China and the Western United States will be able to get a look at the annular eclipse, the first of its kind since 1994. The annular eclipse happens when the moon lines up between Earth and the Sun to create what looks like a ring of fire.
Not everyone's going to get the chance to watch it but you can catch it online. National Geographic says that the eclipse will only last for over four minutes.
The annular eclipse starts in China and then crosses the Pacific Ocean and will start to hit America in the late West Coast afternoon. National Geographic says:
The eclipse makes landfall again in North America in the late afternoon of May 20, starting at the California-Oregon border at 6:26 p.m. PT (9:26pm ET).
The annular eclipse then crosses southern Nevada, southern Utah, the Grand Canyon in northern Arizona, the lower-left corner of Colorado, and most of New Mexico before ending in the area of Lubbock, Texas, around sunset at 8:36 p.m. CT (9:36 ET).
You can watch the annular eclipse at the SLOOH Space Camera, which will stream telescopes along the annular path in Japan, California, Arizona and New Mexico starting at 5:30PM ET. And since its online you don't have to worry about damaging your eyes.

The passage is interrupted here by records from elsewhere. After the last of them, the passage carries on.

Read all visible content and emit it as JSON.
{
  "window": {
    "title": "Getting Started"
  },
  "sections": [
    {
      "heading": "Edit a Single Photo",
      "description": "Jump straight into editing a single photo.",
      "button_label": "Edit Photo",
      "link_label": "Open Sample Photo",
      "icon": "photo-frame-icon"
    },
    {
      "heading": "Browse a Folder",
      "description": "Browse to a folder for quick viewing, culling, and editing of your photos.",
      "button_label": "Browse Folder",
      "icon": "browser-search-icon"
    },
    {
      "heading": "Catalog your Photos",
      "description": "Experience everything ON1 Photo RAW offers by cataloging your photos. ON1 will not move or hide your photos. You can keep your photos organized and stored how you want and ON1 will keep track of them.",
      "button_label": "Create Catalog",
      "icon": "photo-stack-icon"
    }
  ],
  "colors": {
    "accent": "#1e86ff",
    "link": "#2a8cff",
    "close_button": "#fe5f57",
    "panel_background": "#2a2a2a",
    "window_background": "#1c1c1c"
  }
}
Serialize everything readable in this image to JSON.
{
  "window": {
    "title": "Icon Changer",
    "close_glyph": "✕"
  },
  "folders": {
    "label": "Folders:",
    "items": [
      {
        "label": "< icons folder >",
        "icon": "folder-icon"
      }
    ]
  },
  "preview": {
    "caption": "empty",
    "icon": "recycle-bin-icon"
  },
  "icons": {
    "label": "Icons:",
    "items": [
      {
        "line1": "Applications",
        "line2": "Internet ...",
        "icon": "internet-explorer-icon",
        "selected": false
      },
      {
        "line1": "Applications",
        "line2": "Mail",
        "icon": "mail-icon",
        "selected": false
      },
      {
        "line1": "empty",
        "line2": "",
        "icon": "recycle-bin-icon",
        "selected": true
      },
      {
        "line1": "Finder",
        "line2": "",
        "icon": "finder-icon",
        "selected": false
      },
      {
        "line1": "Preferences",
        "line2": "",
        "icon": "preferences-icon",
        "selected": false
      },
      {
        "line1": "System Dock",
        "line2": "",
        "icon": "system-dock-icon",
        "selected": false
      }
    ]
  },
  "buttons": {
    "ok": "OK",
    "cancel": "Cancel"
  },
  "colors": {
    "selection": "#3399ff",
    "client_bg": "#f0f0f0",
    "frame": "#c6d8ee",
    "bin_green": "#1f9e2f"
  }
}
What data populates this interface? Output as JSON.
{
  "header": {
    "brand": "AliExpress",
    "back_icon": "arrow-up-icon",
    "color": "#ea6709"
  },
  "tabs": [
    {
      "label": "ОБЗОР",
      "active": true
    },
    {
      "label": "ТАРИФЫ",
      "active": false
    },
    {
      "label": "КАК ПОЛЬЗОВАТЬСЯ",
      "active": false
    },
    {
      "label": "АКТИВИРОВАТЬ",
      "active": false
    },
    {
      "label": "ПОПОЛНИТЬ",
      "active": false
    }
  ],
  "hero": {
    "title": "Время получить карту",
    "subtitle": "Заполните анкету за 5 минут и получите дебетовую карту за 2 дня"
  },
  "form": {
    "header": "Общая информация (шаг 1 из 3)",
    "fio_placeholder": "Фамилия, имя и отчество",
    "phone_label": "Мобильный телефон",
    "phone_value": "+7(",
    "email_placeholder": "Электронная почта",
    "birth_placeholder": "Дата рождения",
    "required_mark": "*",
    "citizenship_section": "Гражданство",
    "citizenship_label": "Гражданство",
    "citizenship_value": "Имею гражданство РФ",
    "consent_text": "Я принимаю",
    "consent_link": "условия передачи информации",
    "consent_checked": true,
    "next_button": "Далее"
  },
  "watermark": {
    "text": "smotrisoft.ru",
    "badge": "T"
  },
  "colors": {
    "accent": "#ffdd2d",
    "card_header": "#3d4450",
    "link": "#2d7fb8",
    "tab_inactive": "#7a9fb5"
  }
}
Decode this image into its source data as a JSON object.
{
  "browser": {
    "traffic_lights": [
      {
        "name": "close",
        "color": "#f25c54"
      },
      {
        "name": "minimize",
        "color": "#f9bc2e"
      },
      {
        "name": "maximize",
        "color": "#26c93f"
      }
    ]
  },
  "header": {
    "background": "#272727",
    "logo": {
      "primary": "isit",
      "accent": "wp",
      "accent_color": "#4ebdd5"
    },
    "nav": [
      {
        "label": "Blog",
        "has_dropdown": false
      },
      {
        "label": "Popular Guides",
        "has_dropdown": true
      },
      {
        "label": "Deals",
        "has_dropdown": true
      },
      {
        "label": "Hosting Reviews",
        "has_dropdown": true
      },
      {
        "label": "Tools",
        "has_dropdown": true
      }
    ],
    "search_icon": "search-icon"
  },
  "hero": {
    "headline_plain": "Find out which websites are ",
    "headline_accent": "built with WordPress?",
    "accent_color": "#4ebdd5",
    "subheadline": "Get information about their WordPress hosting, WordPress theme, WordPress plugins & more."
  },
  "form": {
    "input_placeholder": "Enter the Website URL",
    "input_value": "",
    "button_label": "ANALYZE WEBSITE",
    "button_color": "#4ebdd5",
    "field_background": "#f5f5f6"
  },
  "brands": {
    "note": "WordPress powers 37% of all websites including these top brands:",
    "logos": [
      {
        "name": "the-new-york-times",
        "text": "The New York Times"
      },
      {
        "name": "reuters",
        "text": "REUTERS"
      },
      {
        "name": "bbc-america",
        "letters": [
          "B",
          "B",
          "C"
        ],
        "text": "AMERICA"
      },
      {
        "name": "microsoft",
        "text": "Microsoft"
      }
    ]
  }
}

But if you do plan to watch it in person, then be careful and remember to wear protective eye gear.